I’ve been at Mix for 25 years, and last month I went on my first real junket. I have no moral objection to journalists accepting trips from sources or advertisers. None at all. I know that travel writers stay in Bali for free, that fashion writers are flown to Paris, that tech writers don’t foot their own bill for retreats in Aspen. It’s all part of the dance, at every level of the media, especially the trade press.
So I went on my first real junket and I’m writing about it in the Editor’s Note. It was that good.
DPA Microphones flew eight pro audio journalists—from England, Canada and the U.S.—into Copenhagen in late March for a two-day tour of the company, a few facilities they partner with, and Danish life in general. It was truly eye-opening, but not strictly from a manufacturing point of view. It was more about how Danes approach life, and how quality and care are seemingly built into their DNA.
Yes, DPA has a reputation for making great microphones, and the d: line has proven quite successful for them. Miniature capsules now account for roughly 80 percent of the company’s business. They have dedicated assembly and quality control in-house, in bright, modern, stylish headquarters (just north of Copenhagen) and factory (an hour west). Research and development is emphasized; working with engineers and organizations in the field completes the feedback loop.
But this wasn’t about their products. As far as I could tell, DPA was taking the opportunity to show us what they do, and how they do it. The company wasn’t launching a specific new line, and there was no hype attached to our visit. There was a critical listening demo in their own studios, detailing the differences between miniature omni and cardioid capsules, in terms of rejection and noise. And there were stunning surround DXD demos of recordings an affiliated engineer, Mikkel, had made with the New York Philharmonic in Avery Fisher Hall and the Danish National Orchestra in Danish Radio’s stunning concert hall, of course using lots of DPA mics.
I’m not naïve enough to think that hosting doesn’t bring its own rewards, but I do avow that everyone at the company seemed just as excited to show off Denmark as they did the new necklace mic. Our trip began with an early Sunday walk through the Danish Design Museum, just me, Kevin Becka, DPA CEO Christian Poulsen and marketing manager Anne Berggrein. Lunch at a snaps house, then early evening jazz at The Standard, on the canals.
The next day we visited the factory, had lunch at a castle, then came back to Copenhagen to visit the stunning Danish Radio facilities. Dinner, then a DJ spinning classical music back at the hotel. The next day brought a visit to HQ, with listening events showcasing the noise and directional characteristics, followed by the lush, full sound of an orchestra at 24/192, in surround.

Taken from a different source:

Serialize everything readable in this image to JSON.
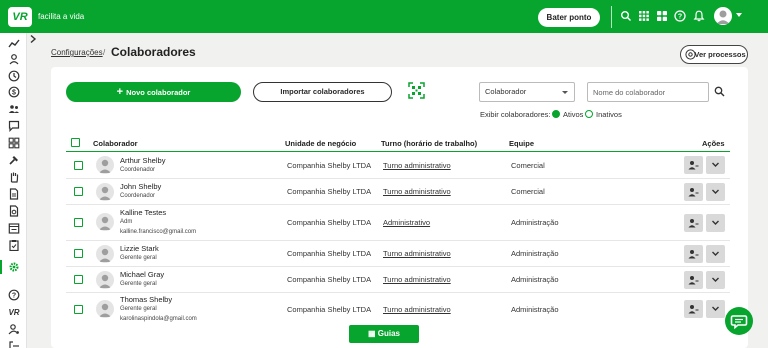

Kevin Becka and I stayed a couple more days, to speak at the Rhythmic Music Conservatory, visit the National Gallery of Art, and take advantage of a more personal tour of Danish Radio by the amazing Niels Erik Lund. Everywhere we went, whether the focus was on music, machines or architecture, the Danes emphasize quality. They support quality. And the arts are as much a part of their life as bicycles zipping along the canals.
After just a week in town, it was clearly evident why Denmark is home, at least by one recent rating, to the happiest people on Earth.